that they key difference between the Democratic left and the Republican right is that "the left has ideas and the right has discipline." And why would that be?
"Because people who like ideas and dislike authority tend to identify with the Democratic left, while people who feel threatened by new ideas and more comfortable in a disciplined and ordered world tend to identify with the Republican right. Democrats and progressives let a thousand flowers bloom. Republicans and the right issue directives. This has been the yin and yang of American politics and culture. But it means that the Democratic left's new ideas often fall victim to its own notorious lack of organization and to the right's highly-organized fear mongering."

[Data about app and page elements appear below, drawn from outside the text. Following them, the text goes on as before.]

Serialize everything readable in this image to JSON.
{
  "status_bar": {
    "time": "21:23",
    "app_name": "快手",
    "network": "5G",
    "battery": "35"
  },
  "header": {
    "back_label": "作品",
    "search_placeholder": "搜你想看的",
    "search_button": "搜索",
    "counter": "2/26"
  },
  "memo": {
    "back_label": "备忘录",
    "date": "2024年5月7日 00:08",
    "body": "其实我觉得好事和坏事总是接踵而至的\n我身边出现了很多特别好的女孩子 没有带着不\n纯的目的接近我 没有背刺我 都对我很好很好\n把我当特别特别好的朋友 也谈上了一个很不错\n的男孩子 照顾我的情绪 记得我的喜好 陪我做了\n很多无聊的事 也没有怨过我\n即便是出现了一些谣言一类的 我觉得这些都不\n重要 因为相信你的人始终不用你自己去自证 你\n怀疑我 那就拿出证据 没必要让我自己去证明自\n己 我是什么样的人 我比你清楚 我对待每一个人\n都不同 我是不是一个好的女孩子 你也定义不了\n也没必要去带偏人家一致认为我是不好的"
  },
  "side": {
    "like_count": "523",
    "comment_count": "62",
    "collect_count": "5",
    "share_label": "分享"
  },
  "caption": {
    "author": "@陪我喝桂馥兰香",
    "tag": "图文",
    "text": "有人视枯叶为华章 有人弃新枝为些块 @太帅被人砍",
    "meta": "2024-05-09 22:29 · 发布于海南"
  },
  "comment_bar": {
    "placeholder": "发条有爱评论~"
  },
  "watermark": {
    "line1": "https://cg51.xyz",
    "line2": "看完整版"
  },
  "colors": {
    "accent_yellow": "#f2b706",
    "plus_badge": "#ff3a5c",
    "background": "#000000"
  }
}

Reich isn't conjuring those characteristics attributed to conservatives out of thin air; there is solid empirical evidence
in political psychology connecting conservatism with a lack of openness to experience, intolerance of ambiguity, a lack of integrative complexity, and high needs for structure and closure.
The political voices on health care we are hearing these days in Middle Tennessee certainly appear to reinforce these distinctions. The latest example: gubernatorial hopeful Zach Wamp's inane comment
yesterday that optional end-of-life planning could lead to death panels "in some circumstances." Wamp says "I just don't understand" why such consultations should qualify for Medicare reimbursement. Um, because lots of poor elderly folks won't get it otherwise?
Perhaps Wamp can use some of the generous federal health insurance he currently enjoys as a Congressman to get himself an integrative complexity transplant.